To do — Within the records, which lines hold the string "icon"? Report each one by copying it.

[Interface dataset entries]
··········
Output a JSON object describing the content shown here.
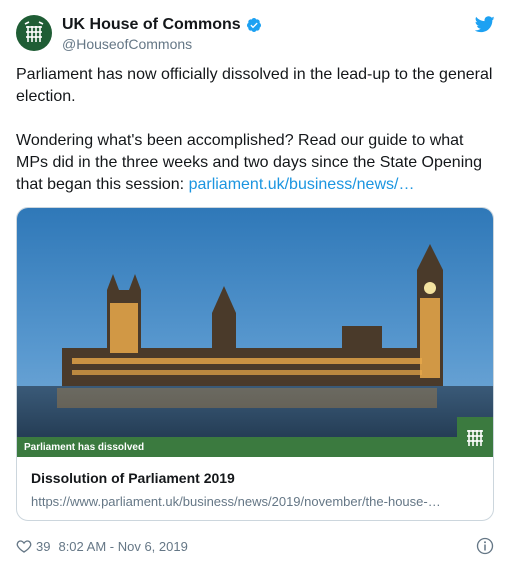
{
  "account": {
    "display_name": "UK House of Commons",
    "handle": "@HouseofCommons",
    "verified": true,
    "avatar_icon": "portcullis-icon",
    "brand_color": "#1f5d35"
  },
  "tweet": {
    "paragraph1": "Parliament has now officially dissolved in the lead-up to the general election.",
    "paragraph2_text": "Wondering what's been accomplished? Read our guide to what MPs did in the three weeks and two days since the State Opening that began this session: ",
    "link_text": "parliament.uk/business/news/…",
    "link_color": "#1b95e0"
  },
  "card": {
    "image_banner": "Parliament has dissolved",
    "title": "Dissolution of Parliament 2019",
    "url": "https://www.parliament.uk/business/news/2019/november/the-house-…",
    "banner_color": "#3b7a3f"
  },
  "footer": {
    "likes": "39",
    "timestamp": "8:02 AM - Nov 6, 2019",
    "heart_icon": "heart-icon",
    "info_icon": "info-icon"
  },
  "header_icon": "twitter-bird-icon"
}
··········
Solution to this task —
    "avatar_icon": "portcullis-icon",
    "heart_icon": "heart-icon",
    "info_icon": "info-icon"
  "header_icon": "twitter-bird-icon"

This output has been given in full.